With municipal elections coming up in October here in Toronto, and a mayoral candidate who wants to rip out existing bike lanes and ban bicycles on main arterial roads, we could use a pro-cycling councillor like Fristacky.

Mike hopes that his video will provide a model for other city councillors to follow to improve the rate of cycling in their cities – so please send the video to your local councillor or any councillor who may be interested.

Jackie can also be contacted directly if you would like to ask her for more details on Yarra:

Councillor Jackie M Fristacky
Councillor for Nicholls Ward, City of Yarra
jackie.fristacky@yarracity.vic.gov.au
Phone: 0412 597 794

If nothing else, send Jackie a quick note to tell her how inspiring her story is for other countries going through similar struggles that Australia currently faces.

James D. Schwartz is the editor of The Urban Country. You can contact James at james.schwartz@theurbancountry.com.

Related Articles:

  • http://www.blogger.com/profile/11187400454555241935 Sue ‘sans’ helmet

    …it would be more inspiring if jackie ‘dumped’ the helmet and the hi-viz vest!

  • http://www.blogger.com/profile/04454437680686627778 James D. Schwartz

    hah, I knew I could count on you to comment on the helmet and the vest Sue :) I completely agree with you, and it’s especially sad that Jackie feels compelled to wear that reflective vest in the middle of the day.

    But to be honest, it still feels good to see a politician riding a bike (and not just for political reasons).

  • Anonymous

    Well done Councillor!

    Canning Street sounds busy with 1000 cyclists a day.

    Though technically not a street, the Narrows Bridge in Perth sees 2000 cyclists on a week day, with a total of 587,000 cycle movement last year (yes, there are counters).

    http://www.transport.wa.gov.au/cycling/20320.asp

  • Anonymous

    My bad…

    The Narrows Bridge West saw 587,000 cycle movements last year.

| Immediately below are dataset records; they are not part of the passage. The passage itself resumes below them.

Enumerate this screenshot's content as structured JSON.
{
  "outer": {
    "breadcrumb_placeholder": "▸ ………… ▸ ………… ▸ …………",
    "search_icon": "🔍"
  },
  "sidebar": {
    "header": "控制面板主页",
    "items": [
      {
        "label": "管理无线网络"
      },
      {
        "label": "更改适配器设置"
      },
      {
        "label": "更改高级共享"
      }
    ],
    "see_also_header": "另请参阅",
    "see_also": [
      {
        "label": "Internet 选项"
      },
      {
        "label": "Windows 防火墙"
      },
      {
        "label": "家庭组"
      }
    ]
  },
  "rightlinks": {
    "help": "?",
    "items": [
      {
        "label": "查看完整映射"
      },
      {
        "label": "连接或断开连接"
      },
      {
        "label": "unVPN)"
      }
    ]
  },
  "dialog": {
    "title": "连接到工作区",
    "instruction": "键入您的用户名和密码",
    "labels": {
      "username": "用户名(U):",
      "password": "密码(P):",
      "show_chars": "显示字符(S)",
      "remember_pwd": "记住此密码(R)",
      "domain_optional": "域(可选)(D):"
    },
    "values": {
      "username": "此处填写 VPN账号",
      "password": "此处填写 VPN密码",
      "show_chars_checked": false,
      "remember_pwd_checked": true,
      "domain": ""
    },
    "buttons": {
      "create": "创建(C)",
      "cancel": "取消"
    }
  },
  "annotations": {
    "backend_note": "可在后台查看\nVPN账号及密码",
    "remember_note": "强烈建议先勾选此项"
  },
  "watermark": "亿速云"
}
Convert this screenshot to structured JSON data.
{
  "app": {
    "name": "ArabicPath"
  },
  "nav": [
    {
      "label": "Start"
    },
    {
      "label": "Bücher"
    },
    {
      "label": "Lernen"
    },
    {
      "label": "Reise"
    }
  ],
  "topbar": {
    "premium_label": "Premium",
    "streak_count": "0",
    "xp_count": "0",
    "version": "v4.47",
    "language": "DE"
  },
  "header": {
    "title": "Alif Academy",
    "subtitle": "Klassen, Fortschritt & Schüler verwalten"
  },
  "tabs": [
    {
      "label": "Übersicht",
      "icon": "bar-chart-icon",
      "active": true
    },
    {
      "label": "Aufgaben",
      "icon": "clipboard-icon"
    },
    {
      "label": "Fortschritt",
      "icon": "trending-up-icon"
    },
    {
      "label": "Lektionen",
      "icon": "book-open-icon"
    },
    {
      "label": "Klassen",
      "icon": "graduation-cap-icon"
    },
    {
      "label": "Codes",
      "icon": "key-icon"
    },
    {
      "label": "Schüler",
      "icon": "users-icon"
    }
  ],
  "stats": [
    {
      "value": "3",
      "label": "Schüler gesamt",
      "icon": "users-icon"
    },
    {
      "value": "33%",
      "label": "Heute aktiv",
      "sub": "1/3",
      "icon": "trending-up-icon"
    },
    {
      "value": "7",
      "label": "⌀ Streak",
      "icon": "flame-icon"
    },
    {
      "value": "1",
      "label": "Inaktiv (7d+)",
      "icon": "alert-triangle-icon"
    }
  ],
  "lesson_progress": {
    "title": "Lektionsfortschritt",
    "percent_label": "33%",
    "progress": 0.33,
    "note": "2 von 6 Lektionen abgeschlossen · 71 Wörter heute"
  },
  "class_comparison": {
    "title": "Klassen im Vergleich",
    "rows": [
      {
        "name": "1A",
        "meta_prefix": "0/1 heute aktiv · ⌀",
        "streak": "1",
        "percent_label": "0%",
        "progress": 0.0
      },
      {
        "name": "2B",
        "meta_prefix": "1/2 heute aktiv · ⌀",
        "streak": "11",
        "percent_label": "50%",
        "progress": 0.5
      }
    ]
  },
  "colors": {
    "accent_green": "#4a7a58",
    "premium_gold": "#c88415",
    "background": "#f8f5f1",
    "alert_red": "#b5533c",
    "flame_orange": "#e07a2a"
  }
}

    When you add the path on the East side the Bridge total is an impressive 812,000 cycle movements last year!

  • Pingback: Australia Cycle Chic Newcomer ← The Urban Country